Exercise requirements: Using the word "front" as the filter, copy each matching line from the records.

=== Supplied records ===

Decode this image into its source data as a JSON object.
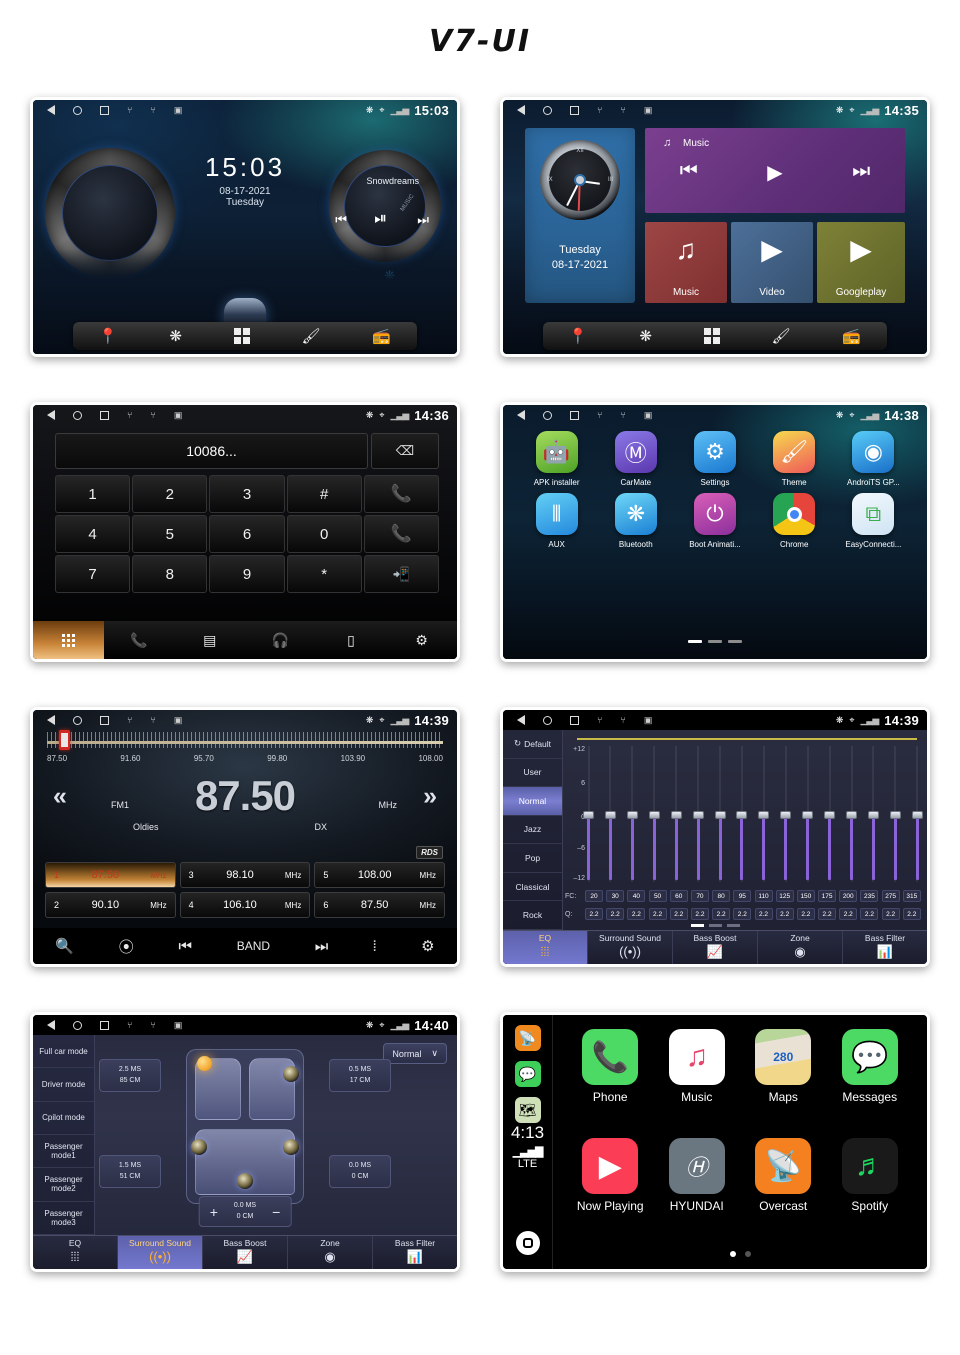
{
  "page": {
    "title": "V7-UI"
  },
  "screens": [
    {
      "id": "home-clock",
      "status": {
        "time": "15:03",
        "icons": [
          "back-icon",
          "home-icon",
          "recents-icon",
          "usb-icon",
          "usb-icon",
          "sdcard-icon",
          "bluetooth-icon",
          "location-icon",
          "signal-icon"
        ]
      },
      "clock": {
        "time": "15:03",
        "date": "08-17-2021",
        "weekday": "Tuesday"
      },
      "music": {
        "track": "Snowdreams",
        "label": "MUSIC",
        "prev": "⏮",
        "playpause": "⏯",
        "next": "⏭"
      },
      "dock": [
        "location-icon",
        "bluetooth-icon",
        "apps-icon",
        "theme-icon",
        "radio-icon"
      ]
    },
    {
      "id": "home-widgets",
      "status": {
        "time": "14:35"
      },
      "clock_widget": {
        "weekday": "Tuesday",
        "date": "08-17-2021",
        "numerals": [
          "XII",
          "III",
          "IX"
        ]
      },
      "music_widget": {
        "title": "Music",
        "prev": "⏮",
        "play": "▶",
        "next": "⏭"
      },
      "tiles": [
        {
          "label": "Music",
          "icon": "music-note-icon",
          "glyph": "♫",
          "color": "#8e3a3a"
        },
        {
          "label": "Video",
          "icon": "video-icon",
          "glyph": "▶",
          "color": "#3f648f"
        },
        {
          "label": "Googleplay",
          "icon": "google-play-icon",
          "glyph": "▶",
          "color": "#6f7330"
        }
      ],
      "dock": [
        "location-icon",
        "bluetooth-icon",
        "apps-icon",
        "theme-icon",
        "radio-icon"
      ]
    },
    {
      "id": "dialpad",
      "status": {
        "time": "14:36"
      },
      "display": {
        "value": "10086...",
        "delete_label": "⌫"
      },
      "keys": [
        "1",
        "2",
        "3",
        "#",
        "call",
        "4",
        "5",
        "6",
        "0",
        "hangup",
        "7",
        "8",
        "9",
        "*",
        "transfer"
      ],
      "key_glyphs": {
        "call": "✆",
        "hangup": "✆",
        "transfer": "↳"
      },
      "bottom_tabs": [
        "keypad-icon",
        "call-history-icon",
        "contacts-icon",
        "bt-headset-icon",
        "bt-phone-icon",
        "bt-settings-icon"
      ]
    },
    {
      "id": "apps",
      "status": {
        "time": "14:38"
      },
      "apps": [
        {
          "label": "APK installer",
          "icon": "android-icon",
          "glyph": "Ⓐ",
          "color1": "#8ed04a",
          "color2": "#5cb12c"
        },
        {
          "label": "CarMate",
          "icon": "carmate-icon",
          "glyph": "Ⓜ",
          "color1": "#7d6bd8",
          "color2": "#5f3fb8"
        },
        {
          "label": "Settings",
          "icon": "car-settings-icon",
          "glyph": "⚙",
          "color1": "#4fb4f0",
          "color2": "#1f86d8"
        },
        {
          "label": "Theme",
          "icon": "paintbrush-icon",
          "glyph": "✎",
          "color1": "#f7c948",
          "color2": "#ef5d5d"
        },
        {
          "label": "AndroiTS GP...",
          "icon": "gps-icon",
          "glyph": "◉",
          "color1": "#52c5f5",
          "color2": "#1f7fd0"
        },
        {
          "label": "AUX",
          "icon": "aux-icon",
          "glyph": "‖",
          "color1": "#59c8f2",
          "color2": "#2a8fe0"
        },
        {
          "label": "Bluetooth",
          "icon": "bluetooth-icon",
          "glyph": "ᛗ",
          "color1": "#5fd0f5",
          "color2": "#1f86d8"
        },
        {
          "label": "Boot Animati...",
          "icon": "power-icon",
          "glyph": "⏻",
          "color1": "#d24bb0",
          "color2": "#8b2f9e"
        },
        {
          "label": "Chrome",
          "icon": "chrome-icon",
          "glyph": "●",
          "color1": "#f2f2f2",
          "color2": "#d8d8d8"
        },
        {
          "label": "EasyConnecti...",
          "icon": "easyconnect-icon",
          "glyph": "⧉",
          "color1": "#eaf4fb",
          "color2": "#cfe5f5"
        }
      ],
      "page_dots": 3,
      "active_dot": 0
    },
    {
      "id": "radio",
      "status": {
        "time": "14:39"
      },
      "tuner": {
        "scale": [
          "87.50",
          "91.60",
          "95.70",
          "99.80",
          "103.90",
          "108.00"
        ]
      },
      "current": {
        "frequency": "87.50",
        "unit": "MHz",
        "band": "FM1",
        "genre": "Oldies",
        "mode": "DX",
        "rds": "RDS"
      },
      "presets": [
        {
          "num": "1",
          "freq": "87.50",
          "unit": "MHz",
          "selected": true
        },
        {
          "num": "3",
          "freq": "98.10",
          "unit": "MHz",
          "selected": false
        },
        {
          "num": "5",
          "freq": "108.00",
          "unit": "MHz",
          "selected": false
        },
        {
          "num": "2",
          "freq": "90.10",
          "unit": "MHz",
          "selected": false
        },
        {
          "num": "4",
          "freq": "106.10",
          "unit": "MHz",
          "selected": false
        },
        {
          "num": "6",
          "freq": "87.50",
          "unit": "MHz",
          "selected": false
        }
      ],
      "bottom": {
        "band_label": "BAND",
        "icons": [
          "search-icon",
          "antenna-icon",
          "prev-icon",
          "next-icon",
          "equalizer-icon",
          "settings-icon"
        ]
      },
      "nav": {
        "prev": "«",
        "next": "»"
      }
    },
    {
      "id": "equalizer",
      "status": {
        "time": "14:39"
      },
      "presets": [
        "Default",
        "User",
        "Normal",
        "Jazz",
        "Pop",
        "Classical",
        "Rock"
      ],
      "active_preset": "Normal",
      "axis": [
        "+12",
        "6",
        "0",
        "–6",
        "–12"
      ],
      "fc_label": "FC:",
      "q_label": "Q:",
      "fc_values": [
        "20",
        "30",
        "40",
        "50",
        "60",
        "70",
        "80",
        "95",
        "110",
        "125",
        "150",
        "175",
        "200",
        "235",
        "275",
        "315"
      ],
      "q_values": [
        "2.2",
        "2.2",
        "2.2",
        "2.2",
        "2.2",
        "2.2",
        "2.2",
        "2.2",
        "2.2",
        "2.2",
        "2.2",
        "2.2",
        "2.2",
        "2.2",
        "2.2",
        "2.2"
      ],
      "tabs": [
        {
          "label": "EQ",
          "icon": "equalizer-icon",
          "glyph": "⦀",
          "active": true
        },
        {
          "label": "Surround Sound",
          "icon": "surround-icon",
          "glyph": "((•))",
          "active": false
        },
        {
          "label": "Bass Boost",
          "icon": "bass-boost-icon",
          "glyph": "Ὄ8",
          "active": false
        },
        {
          "label": "Zone",
          "icon": "zone-icon",
          "glyph": "◉",
          "active": false
        },
        {
          "label": "Bass Filter",
          "icon": "bass-filter-icon",
          "glyph": "ὌA",
          "active": false
        }
      ],
      "page_dots": 3,
      "active_dot": 0
    },
    {
      "id": "surround-sound",
      "status": {
        "time": "14:40"
      },
      "modes": [
        "Full car mode",
        "Driver mode",
        "Cpilot mode",
        "Passenger mode1",
        "Passenger mode2",
        "Passenger mode3"
      ],
      "dropdown": {
        "value": "Normal",
        "chevron": "∨"
      },
      "delays": [
        {
          "position": "front-left",
          "ms": "2.5 MS",
          "cm": "85 CM"
        },
        {
          "position": "front-right",
          "ms": "0.5 MS",
          "cm": "17 CM"
        },
        {
          "position": "rear-left",
          "ms": "1.5 MS",
          "cm": "51 CM"
        },
        {
          "position": "rear-right",
          "ms": "0.0 MS",
          "cm": "0 CM"
        }
      ],
      "stepper": {
        "plus": "+",
        "minus": "−",
        "ms": "0.0 MS",
        "cm": "0 CM"
      },
      "tabs": [
        {
          "label": "EQ",
          "icon": "equalizer-icon",
          "glyph": "⦀",
          "active": false
        },
        {
          "label": "Surround Sound",
          "icon": "surround-icon",
          "glyph": "((•))",
          "active": true
        },
        {
          "label": "Bass Boost",
          "icon": "bass-boost-icon",
          "glyph": "Ὄ8",
          "active": false
        },
        {
          "label": "Zone",
          "icon": "zone-icon",
          "glyph": "◉",
          "active": false
        },
        {
          "label": "Bass Filter",
          "icon": "bass-filter-icon",
          "glyph": "ὌA",
          "active": false
        }
      ]
    },
    {
      "id": "carplay",
      "sidebar": {
        "minis": [
          {
            "icon": "overcast-icon",
            "glyph": "὎1",
            "color": "#f08a1e"
          },
          {
            "icon": "messages-icon",
            "glyph": "ὊC",
            "color": "#3ecf5a"
          },
          {
            "icon": "maps-icon",
            "glyph": "ὟA",
            "color": "#cfe0b8"
          }
        ],
        "time": "4:13",
        "signal": "▁▃▅▇",
        "network": "LTE",
        "home_icon": "home-icon"
      },
      "apps": [
        {
          "label": "Phone",
          "icon": "phone-icon",
          "glyph": "✆",
          "color": "#4cd964"
        },
        {
          "label": "Music",
          "icon": "apple-music-icon",
          "glyph": "♫",
          "color": "#ffffff"
        },
        {
          "label": "Maps",
          "icon": "maps-icon",
          "glyph": "280",
          "color": "#dce8cd"
        },
        {
          "label": "Messages",
          "icon": "messages-icon",
          "glyph": "ὊC",
          "color": "#4cd964"
        },
        {
          "label": "Now Playing",
          "icon": "now-playing-icon",
          "glyph": "▶",
          "color": "#fc3d56"
        },
        {
          "label": "HYUNDAI",
          "icon": "hyundai-icon",
          "glyph": "Ⓗ",
          "color": "#6b7780"
        },
        {
          "label": "Overcast",
          "icon": "overcast-icon",
          "glyph": "὎1",
          "color": "#f48020"
        },
        {
          "label": "Spotify",
          "icon": "spotify-icon",
          "glyph": "♬",
          "color": "#1a1a1a"
        }
      ],
      "page_dots": 2,
      "active_dot": 0
    }
  ]
}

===

Exercise response:
          "position": "front-left",
          "position": "front-right",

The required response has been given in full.